Once you find a line containing the word "Сумки" in the entries below, copy it.

***** Data to examine

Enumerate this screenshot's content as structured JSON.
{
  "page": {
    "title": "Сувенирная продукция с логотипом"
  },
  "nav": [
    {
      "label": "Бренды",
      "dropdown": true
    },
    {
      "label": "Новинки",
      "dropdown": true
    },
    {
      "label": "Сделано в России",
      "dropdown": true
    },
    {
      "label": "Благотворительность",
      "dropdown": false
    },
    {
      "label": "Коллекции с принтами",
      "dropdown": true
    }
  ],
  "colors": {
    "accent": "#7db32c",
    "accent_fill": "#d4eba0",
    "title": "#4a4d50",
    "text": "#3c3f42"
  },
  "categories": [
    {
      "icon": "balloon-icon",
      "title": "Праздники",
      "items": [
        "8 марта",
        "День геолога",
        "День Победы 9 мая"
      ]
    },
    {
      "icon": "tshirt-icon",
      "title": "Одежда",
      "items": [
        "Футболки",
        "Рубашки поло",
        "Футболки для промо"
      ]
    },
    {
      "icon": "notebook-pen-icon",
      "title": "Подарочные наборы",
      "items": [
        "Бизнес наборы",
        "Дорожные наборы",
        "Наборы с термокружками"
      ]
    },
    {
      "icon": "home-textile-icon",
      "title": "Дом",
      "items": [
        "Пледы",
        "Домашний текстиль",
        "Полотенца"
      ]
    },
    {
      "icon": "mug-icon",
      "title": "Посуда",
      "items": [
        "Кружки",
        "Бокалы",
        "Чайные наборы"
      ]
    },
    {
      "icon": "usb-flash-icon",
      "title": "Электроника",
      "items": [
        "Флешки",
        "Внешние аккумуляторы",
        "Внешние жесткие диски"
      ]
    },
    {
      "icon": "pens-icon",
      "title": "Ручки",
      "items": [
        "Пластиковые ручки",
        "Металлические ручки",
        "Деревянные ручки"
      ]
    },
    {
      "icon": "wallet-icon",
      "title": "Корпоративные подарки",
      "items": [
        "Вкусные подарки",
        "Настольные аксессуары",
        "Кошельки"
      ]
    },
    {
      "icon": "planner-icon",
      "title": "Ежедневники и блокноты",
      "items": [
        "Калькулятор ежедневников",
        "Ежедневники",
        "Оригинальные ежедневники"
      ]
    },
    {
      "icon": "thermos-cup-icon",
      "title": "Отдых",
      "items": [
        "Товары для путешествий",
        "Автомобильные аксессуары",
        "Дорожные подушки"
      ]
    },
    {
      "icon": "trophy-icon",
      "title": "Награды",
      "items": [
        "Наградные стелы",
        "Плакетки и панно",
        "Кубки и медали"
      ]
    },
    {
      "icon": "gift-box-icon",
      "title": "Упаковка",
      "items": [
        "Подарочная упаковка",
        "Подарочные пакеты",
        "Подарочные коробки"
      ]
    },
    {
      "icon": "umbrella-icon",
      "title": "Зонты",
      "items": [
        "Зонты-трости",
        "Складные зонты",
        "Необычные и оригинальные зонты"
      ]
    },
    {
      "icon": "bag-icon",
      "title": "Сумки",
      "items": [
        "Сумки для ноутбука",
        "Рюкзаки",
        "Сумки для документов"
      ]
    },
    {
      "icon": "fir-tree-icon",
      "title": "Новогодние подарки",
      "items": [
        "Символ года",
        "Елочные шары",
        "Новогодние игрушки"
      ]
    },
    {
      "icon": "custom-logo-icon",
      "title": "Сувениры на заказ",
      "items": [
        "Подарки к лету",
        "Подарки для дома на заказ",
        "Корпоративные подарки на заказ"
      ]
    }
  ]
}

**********

→ Answer section
      "title": "Сумки",
        "Сумки для ноутбука",
        "Сумки для документов"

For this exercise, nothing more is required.